Goldman Sachs Asset Management has closed its onshore business in Korea after five years of losing money. The decision will also put an end to a sub-advisory relationship with Tong Yang Asset Management, as that was meant to give GSAM a window toward selling local products to local investors.

Market sources say the deal shows the danger of being too reliant on institutional business. Fees in Korea are very low, given the number of domestic fund houses, all of them backed by larger financial institutions, which are willing to do business at rock-bottom rates.

For example, fees for domestic fixed income mandates from local institutional investors are typically 3-5 basis points, the sort of pricing that would be associated with money markets in countries such as the US.

With $4 billion of assets under management in Korea, GSAM’s operation lacked the scale to make such low-margin business succeed.

When GSAM entered the market by acquiring Macquarie-IMM Investment Management in 2007, it inherited a $11.3 billion business, focused mainly on fixed income. The ambition at the time had been to reinvent the business around global Reit and infrastructure funds.

That didn’t last, although GSAM did also provide domestic equity funds, including a flagship fund managed by Kevin Ohn whose performance was top in 2011, earning it an award by AsianInvestor earlier this year.

However, such performance was partly due to the fund’s small size: what made it nimble in the markets also made it unattractive to big domestic institutions looking to write chunky tickets.

Without the capacity to attract the likes of the $340 billion National Pension Service, GSAM’s equity offering could not generate profits, and efforts to tap retail or other markets – including via Tong Yang AM – could not make up the difference.

Institutional investors in Korea will typically pay around 20-30 basis points for an equity mutual fund, versus the 60-70bps that can be charged to retail customers.

Other foreign fund houses are also under business pressure in Korea, but GSAM’s reliance on institutional and fixed-income business was “extreme”, according to one market source.

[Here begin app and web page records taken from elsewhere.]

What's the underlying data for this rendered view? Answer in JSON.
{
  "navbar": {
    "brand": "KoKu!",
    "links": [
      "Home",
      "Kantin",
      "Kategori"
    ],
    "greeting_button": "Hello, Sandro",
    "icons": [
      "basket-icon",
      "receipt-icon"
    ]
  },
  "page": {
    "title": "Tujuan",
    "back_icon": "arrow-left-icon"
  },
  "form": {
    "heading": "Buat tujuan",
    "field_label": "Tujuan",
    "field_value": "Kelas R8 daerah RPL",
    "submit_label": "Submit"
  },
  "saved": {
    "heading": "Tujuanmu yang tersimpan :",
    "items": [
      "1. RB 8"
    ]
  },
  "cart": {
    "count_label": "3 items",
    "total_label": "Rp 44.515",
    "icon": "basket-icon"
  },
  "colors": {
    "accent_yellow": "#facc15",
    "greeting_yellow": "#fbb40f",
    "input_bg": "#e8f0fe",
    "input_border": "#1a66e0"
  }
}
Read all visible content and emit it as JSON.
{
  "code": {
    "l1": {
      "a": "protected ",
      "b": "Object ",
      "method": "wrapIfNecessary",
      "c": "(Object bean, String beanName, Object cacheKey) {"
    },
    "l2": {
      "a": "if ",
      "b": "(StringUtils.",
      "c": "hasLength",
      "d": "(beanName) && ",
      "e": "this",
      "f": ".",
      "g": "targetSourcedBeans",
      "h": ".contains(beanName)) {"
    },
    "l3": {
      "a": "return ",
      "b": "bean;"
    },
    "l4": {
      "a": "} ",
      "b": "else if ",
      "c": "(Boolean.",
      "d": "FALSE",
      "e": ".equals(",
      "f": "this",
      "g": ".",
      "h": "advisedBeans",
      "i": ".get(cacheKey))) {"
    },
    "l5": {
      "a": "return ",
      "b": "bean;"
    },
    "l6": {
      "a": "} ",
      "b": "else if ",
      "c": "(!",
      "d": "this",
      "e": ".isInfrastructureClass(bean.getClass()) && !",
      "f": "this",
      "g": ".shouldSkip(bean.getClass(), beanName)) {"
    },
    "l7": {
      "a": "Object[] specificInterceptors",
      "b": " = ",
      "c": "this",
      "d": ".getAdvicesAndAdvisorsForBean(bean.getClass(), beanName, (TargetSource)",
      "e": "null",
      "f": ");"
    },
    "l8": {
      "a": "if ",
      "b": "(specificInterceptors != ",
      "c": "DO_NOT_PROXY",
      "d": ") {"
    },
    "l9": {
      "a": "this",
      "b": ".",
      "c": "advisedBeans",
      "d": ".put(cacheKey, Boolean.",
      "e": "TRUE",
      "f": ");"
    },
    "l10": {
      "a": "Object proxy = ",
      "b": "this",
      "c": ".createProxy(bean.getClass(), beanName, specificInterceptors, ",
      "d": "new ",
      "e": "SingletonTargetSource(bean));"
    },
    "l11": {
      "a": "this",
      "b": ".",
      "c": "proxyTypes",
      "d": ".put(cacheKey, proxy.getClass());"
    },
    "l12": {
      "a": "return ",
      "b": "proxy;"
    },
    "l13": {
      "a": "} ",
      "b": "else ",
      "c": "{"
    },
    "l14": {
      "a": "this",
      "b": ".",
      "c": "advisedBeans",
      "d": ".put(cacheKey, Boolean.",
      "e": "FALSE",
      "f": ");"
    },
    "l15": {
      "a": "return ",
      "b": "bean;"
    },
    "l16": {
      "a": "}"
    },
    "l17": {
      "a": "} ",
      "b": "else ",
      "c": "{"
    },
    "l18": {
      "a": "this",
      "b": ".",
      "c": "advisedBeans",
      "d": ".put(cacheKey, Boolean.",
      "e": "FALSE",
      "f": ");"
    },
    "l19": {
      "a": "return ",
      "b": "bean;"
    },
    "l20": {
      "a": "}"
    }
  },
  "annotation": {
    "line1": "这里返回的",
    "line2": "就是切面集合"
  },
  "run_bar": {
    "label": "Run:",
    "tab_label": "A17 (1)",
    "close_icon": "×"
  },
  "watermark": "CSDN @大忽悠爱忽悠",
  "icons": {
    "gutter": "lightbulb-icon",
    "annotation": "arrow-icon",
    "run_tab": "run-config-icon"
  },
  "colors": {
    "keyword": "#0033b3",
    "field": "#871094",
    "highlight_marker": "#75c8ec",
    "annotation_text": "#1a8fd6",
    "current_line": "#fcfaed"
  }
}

He adds that GSAM reputedly paid high salaries relative to its market peers. The combination of those costs with ultra-low fee revenue and insufficient scale have forced the firm to pull out.

GSAM will wind up its local business over the next six months. The fate of its staff is unclear, although a spokesman says the firm hopes to place as many people as it can with other parts of the Goldman Sachs group, either in Seoul or elsewhere.

The parts of the GSAM Korea business that ran money for the firm’s global mandates will be transferred to Singapore, along with at least some of the Seoul-based investment team members.